| Prompt |
The listing is to be returned word for word, without its images.

___ Information shown

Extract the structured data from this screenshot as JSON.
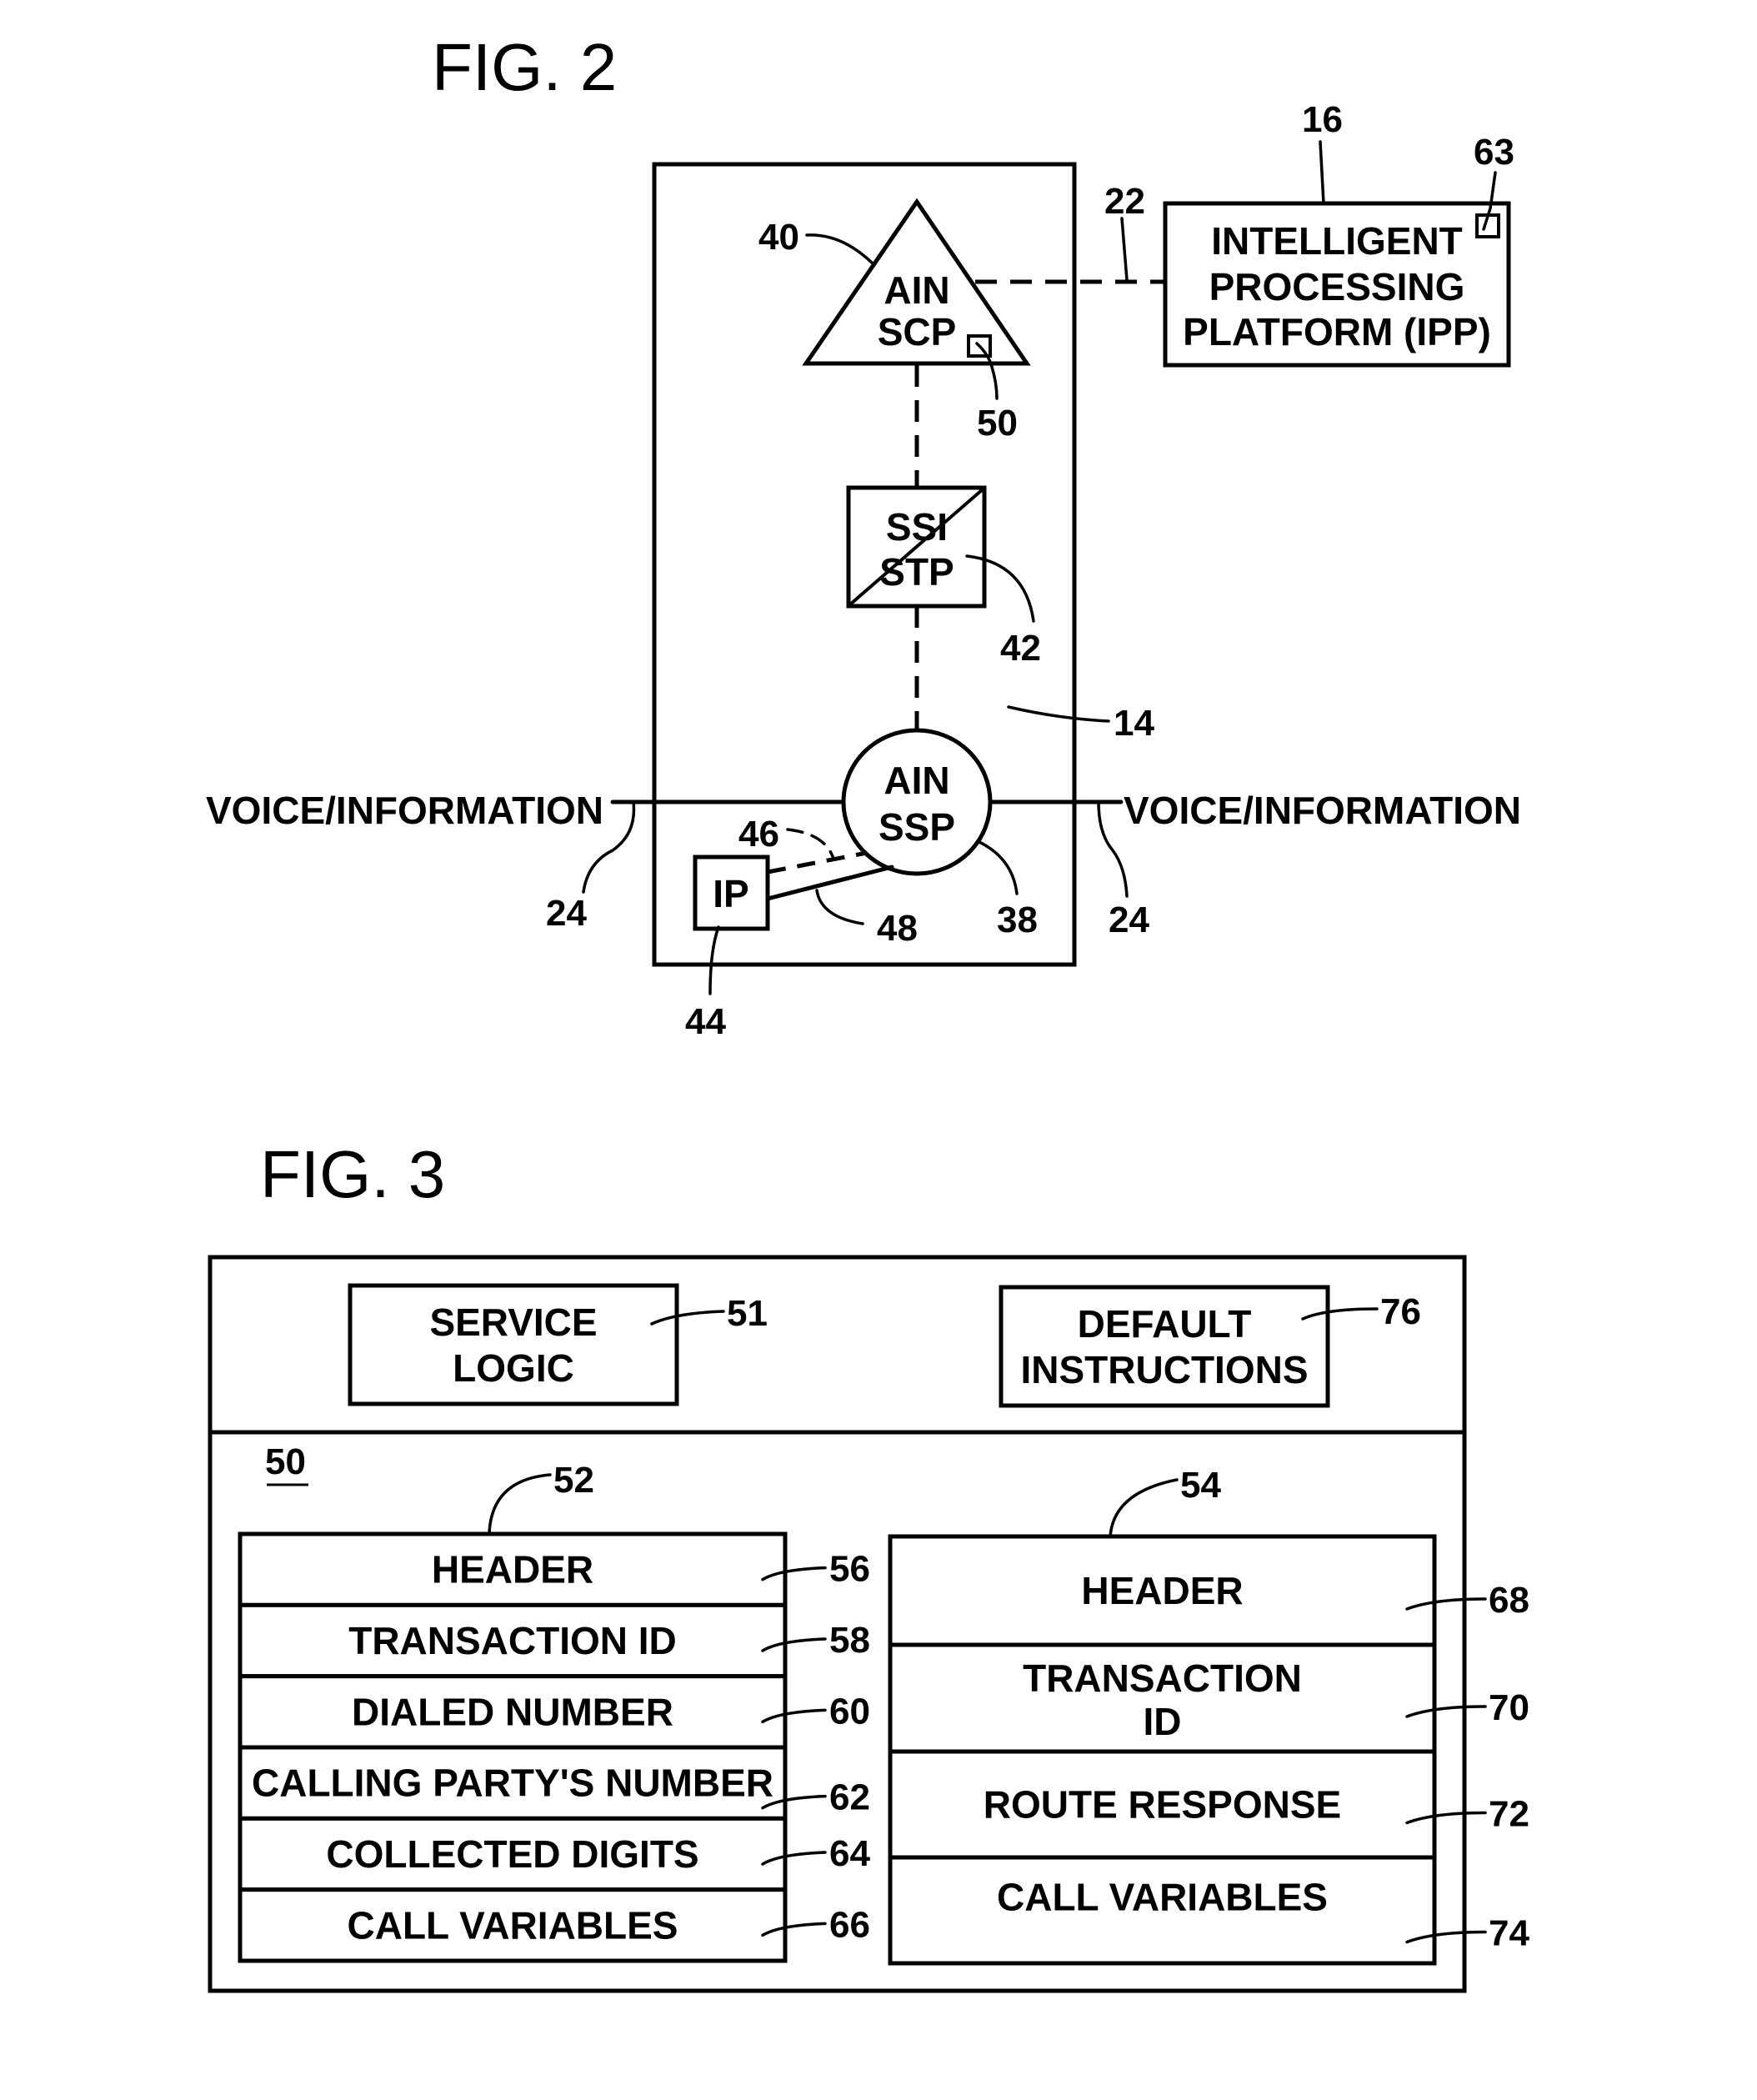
{
  "fig2": {
    "title": "FIG. 2",
    "network_ref": "14",
    "scp": {
      "line1": "AIN",
      "line2": "SCP",
      "ref": "40",
      "module_ref": "50"
    },
    "stp": {
      "line1": "SSI",
      "line2": "STP",
      "ref": "42"
    },
    "ssp": {
      "line1": "AIN",
      "line2": "SSP",
      "ref": "38"
    },
    "ip": {
      "label": "IP",
      "ref": "44",
      "link_ref_dashed": "46",
      "link_ref_solid": "48"
    },
    "ipp": {
      "line1": "INTELLIGENT",
      "line2": "PROCESSING",
      "line3": "PLATFORM (IPP)",
      "ref": "16",
      "module_ref": "63",
      "link_ref": "22"
    },
    "voice_left": {
      "label": "VOICE/INFORMATION",
      "ref": "24"
    },
    "voice_right": {
      "label": "VOICE/INFORMATION",
      "ref": "24"
    }
  },
  "fig3": {
    "title": "FIG. 3",
    "module_ref": "50",
    "service_logic": {
      "line1": "SERVICE",
      "line2": "LOGIC",
      "ref": "51"
    },
    "default_instructions": {
      "line1": "DEFAULT",
      "line2": "INSTRUCTIONS",
      "ref": "76"
    },
    "query_message": {
      "ref": "52",
      "fields": [
        {
          "label": "HEADER",
          "ref": "56"
        },
        {
          "label": "TRANSACTION ID",
          "ref": "58"
        },
        {
          "label": "DIALED NUMBER",
          "ref": "60"
        },
        {
          "label": "CALLING PARTY'S NUMBER",
          "ref": "62"
        },
        {
          "label": "COLLECTED DIGITS",
          "ref": "64"
        },
        {
          "label": "CALL VARIABLES",
          "ref": "66"
        }
      ]
    },
    "response_message": {
      "ref": "54",
      "fields": [
        {
          "line1": "HEADER",
          "line2": "",
          "ref": "68"
        },
        {
          "line1": "TRANSACTION",
          "line2": "ID",
          "ref": "70"
        },
        {
          "line1": "ROUTE RESPONSE",
          "line2": "",
          "ref": "72"
        },
        {
          "line1": "CALL VARIABLES",
          "line2": "",
          "ref": "74"
        }
      ]
    }
  }
}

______

| Answer section |
Extract the structured data from this screenshot as JSON.
{
  "fig2": {
    "title": "FIG. 2",
    "network_ref": "14",
    "scp": {
      "line1": "AIN",
      "line2": "SCP",
      "ref": "40",
      "module_ref": "50"
    },
    "stp": {
      "line1": "SSI",
      "line2": "STP",
      "ref": "42"
    },
    "ssp": {
      "line1": "AIN",
      "line2": "SSP",
      "ref": "38"
    },
    "ip": {
      "label": "IP",
      "ref": "44",
      "link_ref_dashed": "46",
      "link_ref_solid": "48"
    },
    "ipp": {
      "line1": "INTELLIGENT",
      "line2": "PROCESSING",
      "line3": "PLATFORM (IPP)",
      "ref": "16",
      "module_ref": "63",
      "link_ref": "22"
    },
    "voice_left": {
      "label": "VOICE/INFORMATION",
      "ref": "24"
    },
    "voice_right": {
      "label": "VOICE/INFORMATION",
      "ref": "24"
    }
  },
  "fig3": {
    "title": "FIG. 3",
    "module_ref": "50",
    "service_logic": {
      "line1": "SERVICE",
      "line2": "LOGIC",
      "ref": "51"
    },
    "default_instructions": {
      "line1": "DEFAULT",
      "line2": "INSTRUCTIONS",
      "ref": "76"
    },
    "query_message": {
      "ref": "52",
      "fields": [
        {
          "label": "HEADER",
          "ref": "56"
        },
        {
          "label": "TRANSACTION ID",
          "ref": "58"
        },
        {
          "label": "DIALED NUMBER",
          "ref": "60"
        },
        {
          "label": "CALLING PARTY'S NUMBER",
          "ref": "62"
        },
        {
          "label": "COLLECTED DIGITS",
          "ref": "64"
        },
        {
          "label": "CALL VARIABLES",
          "ref": "66"
        }
      ]
    },
    "response_message": {
      "ref": "54",
      "fields": [
        {
          "line1": "HEADER",
          "line2": "",
          "ref": "68"
        },
        {
          "line1": "TRANSACTION",
          "line2": "ID",
          "ref": "70"
        },
        {
          "line1": "ROUTE RESPONSE",
          "line2": "",
          "ref": "72"
        },
        {
          "line1": "CALL VARIABLES",
          "line2": "",
          "ref": "74"
        }
      ]
    }
  }
}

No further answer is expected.